THERMO Spoken Here! ~ J. Pohl © ( | ( A9840 - Polar vrs Equatorial Weight) |

Motion of a BODY at constrained by forces to follow a circular path is kinematicly described by the radius of the circle and vectors that depict its position
**P**(t), velocity
**V**(t), and
acceleration, **A**(t).

The graphic (right) shows circular geometry described with positive change of angle, θ(t), and angle rate, d(θ(t))/dt set counter-clockwise, arbitrarily. To Earth-bound coordinates, **X**, **Y** (Z-vertical to the page) we assign the vector triad: **I**, **J** (**K** vertical the page). Position of the BODY using these coordinates and basis is written:

P(t)_{BODY}
= r [cosθ(t) I + sinθ(t)J] |
(1)
Position of a BODY restrained to a motion in "circular domain" as a function of time. |

In what follows we will not carry the notation "BODY." The derivative of position, Eqn-1, with respect to time yields the velocity of the BODY (**V(t)**). Next the derivative of that velocity (which is the second derivative of the position) produces a mathematical expression of the acceleration of the BODY (** A (t)**). Below, each is written in a "magnitude times unit vector" form where the unit vectors, **I** and **J** are fixed in direction. The vectors are:

(2)Position |

And the derivative of (2),

(3)Velocity or dP(t)/dt. |

And the derivative of (3),

(4)
Acceleration: d(dP(t)/dt)dt or dV(t)/dt. |

Problems can be solved with the above set of vectors written just as they are. However a simpler, less writing-intensive vector representation is available. We will use the "truth" of the above set (which you can see) to confirm a simpler representing of **P**(t), **V**(t) and **A**(t)..

Once again, notice the above three vectors are written in magnitude-unit vector form. Compare the "direction" parts (the unit vector parts) of the vectors (2), (3), and (4). Immediately we see the direction of **A** to be opposite to the direction of **P**.

Next, using a simple sketch, we see the direction of velocity, **V** is perpendicular to the direction of **P**, and it is directed toward increasing angle, θ. Thus we define **e**_{r}(t), and **e**_{θ}(t).

The graphic representation of the new unit vectors with analytic statements of position, velocity and acceleration vectors are shown (right).

P(t) = r e_{r}(t) |
(5)
Position: r is constant. |

V(t) = r(dθ/dt)e_{θ}(t) |
(6) dθ/dt is the constant rate of rotation. |

A(t) = - r (dθ/dt)^{2} e_{r}(t) |
(7) Here the rotation rate (dθ/dt) is squared. |

Extension of this idea to apply to non-circular motion, that is for a radius that varies in time, r = r(t), follows easily since the radius is a scalar.
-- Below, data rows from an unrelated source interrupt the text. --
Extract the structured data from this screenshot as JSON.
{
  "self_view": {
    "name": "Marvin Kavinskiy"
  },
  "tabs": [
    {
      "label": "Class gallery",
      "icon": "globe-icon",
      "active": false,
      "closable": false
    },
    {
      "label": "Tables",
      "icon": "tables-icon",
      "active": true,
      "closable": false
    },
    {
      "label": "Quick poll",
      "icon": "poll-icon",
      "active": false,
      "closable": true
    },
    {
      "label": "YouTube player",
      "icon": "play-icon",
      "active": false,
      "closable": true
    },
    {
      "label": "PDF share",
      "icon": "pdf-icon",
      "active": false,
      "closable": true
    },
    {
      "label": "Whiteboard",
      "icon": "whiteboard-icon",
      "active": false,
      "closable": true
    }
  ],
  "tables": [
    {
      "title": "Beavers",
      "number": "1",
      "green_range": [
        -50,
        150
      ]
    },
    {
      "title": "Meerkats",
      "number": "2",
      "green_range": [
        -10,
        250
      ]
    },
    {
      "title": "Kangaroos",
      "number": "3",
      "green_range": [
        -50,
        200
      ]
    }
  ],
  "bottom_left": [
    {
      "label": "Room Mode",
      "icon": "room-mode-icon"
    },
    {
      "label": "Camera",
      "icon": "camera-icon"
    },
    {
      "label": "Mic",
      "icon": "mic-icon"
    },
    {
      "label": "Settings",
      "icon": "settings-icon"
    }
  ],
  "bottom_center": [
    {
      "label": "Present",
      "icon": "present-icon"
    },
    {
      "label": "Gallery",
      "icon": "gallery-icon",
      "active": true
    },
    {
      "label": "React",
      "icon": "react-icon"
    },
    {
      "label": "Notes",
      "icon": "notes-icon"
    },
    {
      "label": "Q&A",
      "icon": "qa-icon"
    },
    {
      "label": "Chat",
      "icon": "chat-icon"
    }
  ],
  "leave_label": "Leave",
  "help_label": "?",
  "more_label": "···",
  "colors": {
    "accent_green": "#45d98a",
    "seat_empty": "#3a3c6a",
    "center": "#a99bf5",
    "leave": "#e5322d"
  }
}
The new vector basis described here is:

e_{r}(t),
e_{θ}(t) and K, (when needed) |
(8)
The vectors apply to motion in plane. |

The vectors discussed here apply for motion of a body "in a plane" about some point, with constant distance from it. These represent a number of physical cases. To extend the motion to include variation of the radius (but still in a plane) would be the next step of study.

Motion of a BODY at constant speed constrained by forces to follow a circular path
is kinematically described by the radius of the circle and vectors that depict its position, **P**(t), velocity, **V**(t), and acceleration, **A**(t).